The earth is heading for 3 degrees of warming

It is still possible to limit global warming to 1.5°C. If climate protection efforts remain at the current level, warming will rise to 3°C by 2050. In Switzerland, the warming is already almost 2°C.

It's still possible to limit global warming to 1.5°C. But this requires immediate action. The key to staying the course set by the Paris Agreement is to halve greenhouse gas emissions by 2030 and reach net zero emissions by 2050 at the latest. Measures taken so far are not enough to achieve this. This is the conclusion of the Sixth Assessment Report of the Intergovernmental Panel on Climate Change (IPCC). It is the first to be produced by the scientific community since the Paris Climate Agreement was signed in 2015.

Consequences of warming are stronger and coming faster than expected

The report's conclusions are clear: the impacts of global warming are greater than previously thought and are happening faster than expected. The report was released at the 58th IPCC conference in Interlaken, Switzerland. The IPCC, often referred to as the Intergovernmental Panel on Climate Change, was established in November 1988 by the United Nations Environment Programme (UNEP) and the World Meteorological Organization (WMO) as an intergovernmental body to summarize for policymakers the state of scientific research on climate change for policy makers.

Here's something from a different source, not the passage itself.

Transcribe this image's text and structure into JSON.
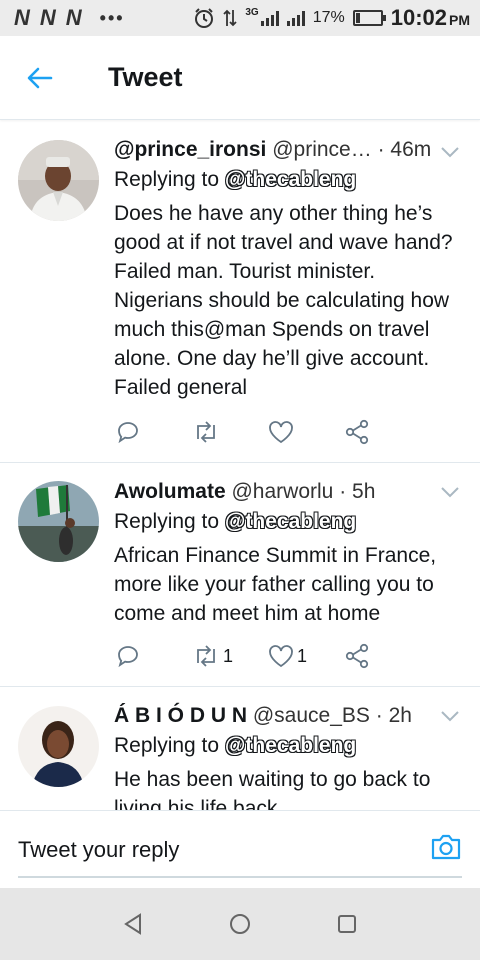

Warming will rise to 3°C by 2050

The scientists conclude that if current levels of climate change mitigation are maintained, warming will reach to 3°C by 2050, the scientists conclude. It's a scenario that would cross several climate tipping points crossed, with catastrophic consequences for human well-being, especially health, food production and the economy. Nathan Solothurnmann, climate expert at Greenpeace Switzerland, warns: "Humanity is currently on a very risky path that threatens the natural foundations of our lives on a global scale".

Switzerland is particularly affected by warming

The consequences of global warming are becoming more apparent in Switzerland than on average worldwide. According to recent fact sheet recently published by Greenpeace Switzerland makes clear, the country has already warmed by almost 2°C. In recent years, this trend has led to an increase in the frequency of extreme weather events, recurring droughts, heat waves, a decrease in snow cover, the disappearance of glaciers and the thawing of permafrost. "Nevertheless, the federal government's climate policy is not in line with the very clear warnings of the IPCC," Solothurnmann cautions. And he continues, "Yet we in Switzerland have all the means to tackle the climate crisis. We can phase out the use of fossil fuels by 2035. We can also protect the ecosystems that serve as carbon sinks by changing our consumption patterns and our diet. All of these measures are investments that are critical to our future and will enable a high quality of life."

Switzerland has among the highest greenhouse gas emissions per capita

In fact, the IPCC findings also highlight a global inequity: almost half of the world's population lives in places that are highly vulnerable to global warming, mostly in disadvantaged countries. At the same time, only 10% of the richest households, mainly  in northern countries, are responsible for 45% of global greenhouse gas emissions based on household consumption..

Switzerland is one of the countries with the highest greenhouse gas emissions per capita. "If we act quickly, we will be in the best position to tackle the climate problem. However, it is important to set a clear framework and clear targets," Solothurnmann appeals. That is why Greenpeace is supporting a Yes vote for the Climate Protection Act in the referendum on June 18.